Judge Leslie C. Nichols stated that the DVD CCA provided a license for its Content Scramble System (CSS) to Kaleidescape without including tech specs in the license agreement. Judge Nichols also stated “This [CSS spec] is a product of a committee of lawyers.”
What can we learn from this? Sadly, this is very basic contract law.
Importantly, a contract is whatever the court says it is. Further, any ambiguities in a contract are held against the writer/creator/author of the contract.
Using the above case as an example, the judge held the DVD CCA responsible for its poorly worded licensing agreement (contract) and ruled in favor of Kaleidescape.
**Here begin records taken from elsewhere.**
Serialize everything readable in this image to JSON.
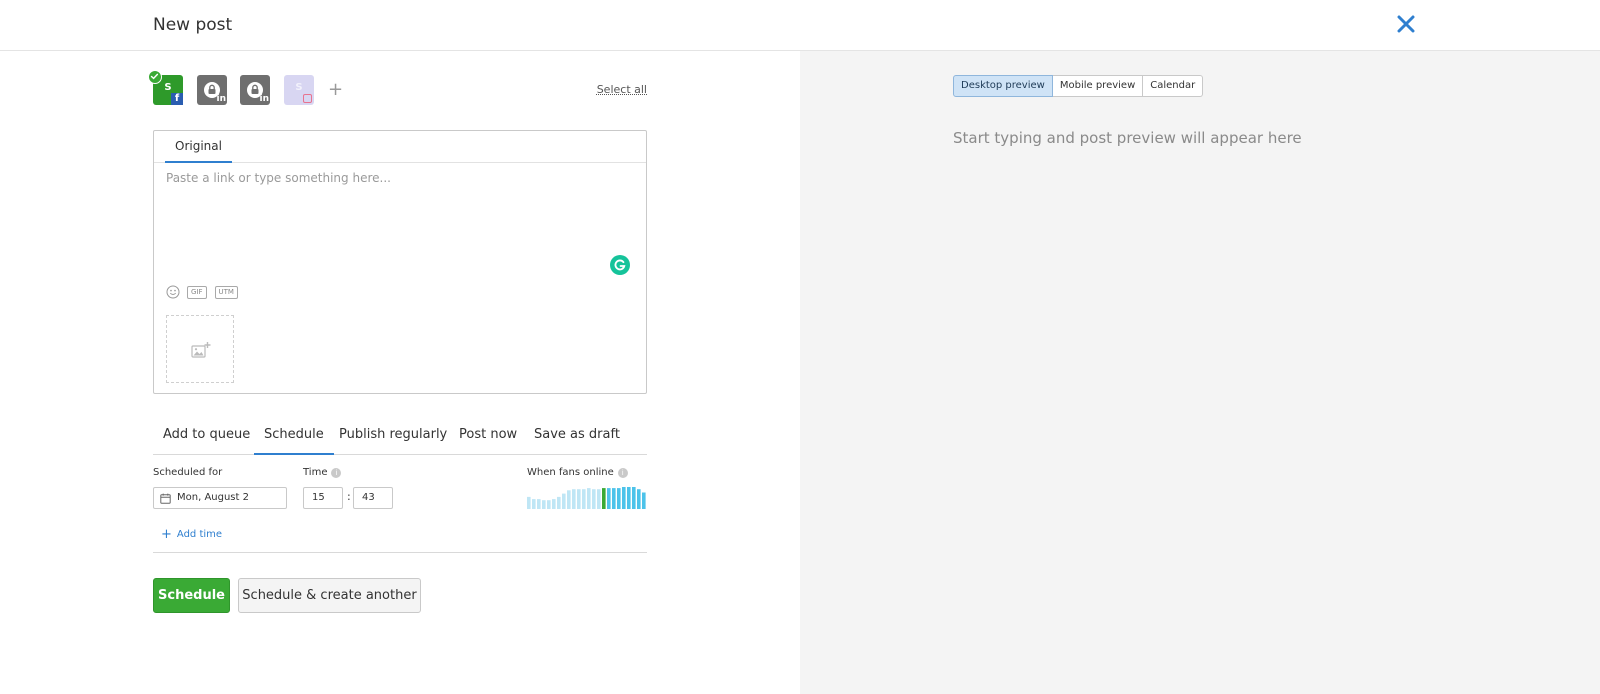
{
  "header": {
    "title": "New post"
  },
  "accounts": {
    "items": [
      {
        "letter": "S",
        "network": "facebook",
        "selected": true
      },
      {
        "letter": "",
        "network": "linkedin",
        "locked": true
      },
      {
        "letter": "",
        "network": "linkedin",
        "locked": true
      },
      {
        "letter": "S",
        "network": "instagram",
        "disabled": true
      }
    ],
    "fb_letter": "S",
    "fb_net": "f",
    "li_net": "in",
    "ig_letter": "S",
    "add_label": "+",
    "select_all": "Select all"
  },
  "editor": {
    "tab_original": "Original",
    "placeholder": "Paste a link or type something here...",
    "gif_label": "GIF",
    "utm_label": "UTM"
  },
  "mode_tabs": {
    "add_to_queue": "Add to queue",
    "schedule": "Schedule",
    "publish_regularly": "Publish regularly",
    "post_now": "Post now",
    "save_as_draft": "Save as draft",
    "active": "Schedule"
  },
  "schedule": {
    "scheduled_for_label": "Scheduled for",
    "date_value": "Mon, August 2",
    "time_label": "Time",
    "hour": "15",
    "minute": "43",
    "time_separator": ":",
    "fans_label": "When fans online",
    "fans_activity": [
      0.55,
      0.45,
      0.45,
      0.4,
      0.4,
      0.45,
      0.55,
      0.7,
      0.85,
      0.9,
      0.9,
      0.9,
      0.95,
      0.9,
      0.9,
      0.95,
      0.95,
      0.95,
      0.95,
      1.0,
      1.0,
      1.0,
      0.9,
      0.75
    ],
    "fans_current_index": 15,
    "add_time": "Add time"
  },
  "actions": {
    "primary": "Schedule",
    "secondary": "Schedule & create another"
  },
  "preview": {
    "tabs": [
      "Desktop preview",
      "Mobile preview",
      "Calendar"
    ],
    "active_tab": "Desktop preview",
    "hint": "Start typing and post preview will appear here"
  },
  "colors": {
    "accent_blue": "#2f7fcf",
    "primary_green": "#3aaa35",
    "chart_light": "#bfe6f5",
    "chart_strong": "#4cc3ea",
    "chart_current": "#3aaa35",
    "close_icon": "#2f7fcf"
  }
}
Lastly, contract lawyers usually fall into two categories.
…..contract lawyers usually fall into two categories. And never make the mistake of hiring the first type when you need the second type.
First are transactional lawyers who spent their time writing and reviewing contracts. At SO&L we have NO transactional lawyers.
Second are trial lawyers who file lawsuits, litigate and are prepared to take contract disputes to trial. This is our area of expertise at Sylvester, Oppenheim & Linde.
When you visit our website, you will find more information about how and when to use a trial lawyer to your advantage in a business dispute.
If you would prefer, feel free to call us at 818-461-8500 of fill in the contact form on this page. There is never a charge for an initial consultation.